The following article contains mention of sexual violence.

"1923," part of the "Yellowstone" franchise, doesn't pull any punches when it comes to its often realistic portrayal of what life was like in the early 20th century. Part of this involves a storyline concerning forced assimilation in American Indian boarding schools where abuse ran rampant against indigenous children. It was also a different time when it came to the relationship between men and women, and many viewers have taken umbrage with certain depictions of these relationships. 

Redditor u/WillBryantSC pointed out how unnecessary it was for Donald Whitfield (Timothy Dalton) to abuse sex workers like Lindy (Madison Rogers) and Christy (Cailyn Rice). While the abuse was tough to watch on its own, it was the pure extent that had some viewers upset, like u/WillBryantSC writing, "We get it, he's evil. Including yet another softcore torture porn scene doesn't add to the character development or the plot in any way." Many others agreed that the scene depicted in Season 1 felt like overkill and that everyone knows what a bad guy Whitfield was even before the scene happened. 

1923 fans thought the same point could come across in less time

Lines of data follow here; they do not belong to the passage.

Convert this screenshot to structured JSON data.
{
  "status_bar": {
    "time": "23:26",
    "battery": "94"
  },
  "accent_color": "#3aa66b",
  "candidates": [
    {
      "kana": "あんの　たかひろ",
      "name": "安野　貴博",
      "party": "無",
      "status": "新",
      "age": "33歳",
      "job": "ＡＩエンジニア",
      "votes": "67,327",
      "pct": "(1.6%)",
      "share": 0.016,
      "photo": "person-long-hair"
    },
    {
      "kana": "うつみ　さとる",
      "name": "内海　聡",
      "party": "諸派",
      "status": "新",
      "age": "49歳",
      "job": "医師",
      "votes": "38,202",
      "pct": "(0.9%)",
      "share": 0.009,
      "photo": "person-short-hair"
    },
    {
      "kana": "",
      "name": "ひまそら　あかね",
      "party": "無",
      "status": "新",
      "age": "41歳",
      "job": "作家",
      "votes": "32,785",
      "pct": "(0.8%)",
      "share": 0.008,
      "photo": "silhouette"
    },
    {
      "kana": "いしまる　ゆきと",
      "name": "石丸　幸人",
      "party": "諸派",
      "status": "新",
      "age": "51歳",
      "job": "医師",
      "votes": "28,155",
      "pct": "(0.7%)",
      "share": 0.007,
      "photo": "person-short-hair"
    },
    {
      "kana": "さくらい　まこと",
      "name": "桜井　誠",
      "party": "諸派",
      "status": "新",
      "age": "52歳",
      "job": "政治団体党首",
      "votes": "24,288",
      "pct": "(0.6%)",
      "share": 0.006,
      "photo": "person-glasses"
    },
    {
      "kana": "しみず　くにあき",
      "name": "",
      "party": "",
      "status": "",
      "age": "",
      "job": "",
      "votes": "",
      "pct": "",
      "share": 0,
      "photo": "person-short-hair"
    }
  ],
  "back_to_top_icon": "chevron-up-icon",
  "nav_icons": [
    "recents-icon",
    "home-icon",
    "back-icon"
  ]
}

Great care and attention went into Teonna Rainwater (Aminah Nieves) and her storylines, including the abuse she suffered at the hands of religious leaders. However, it appears some fans weren't as taken with the violence suffered by Lindy and Christy, regardless of how accurate to the time period it might've been. Many other Redditors took issue with the sequences and felt they were far too drawn out, to the point of blunting their impact. Redditor u/ksb012 pointed out, "I mean, the scenes do connect with the plot. It's to show that Whitfield gets off on manipulating people and pitting them against each other. He's doing the same thing to Jacob and Banner. Did we need the scenes to be as long and drawn out as they were? No."

There were quite a few people who admitted to fast-forwarding through the violent scenes because they dragged on for so long. Many agreed that Whitfield didn't need that much time to convince viewers he was a bad guy, especially considering the first season only has eight episodes, which isn't a ton of time to flesh out so many characters. U/WillBryantSC went on to say, "Getting hyperfocused on developing one aspect if a character is great if you have spare time to do it with. But they don't. That's why I think a scene like this would have made a better fit in a 15-16 episode series." It would appear that when it comes to this level of abuse, less is more.

If you or someone you know is dealing with domestic abuse, you can call the National Domestic Violence Hotline at 1−800−799−7233. You can also find more information, resources, and support at their website.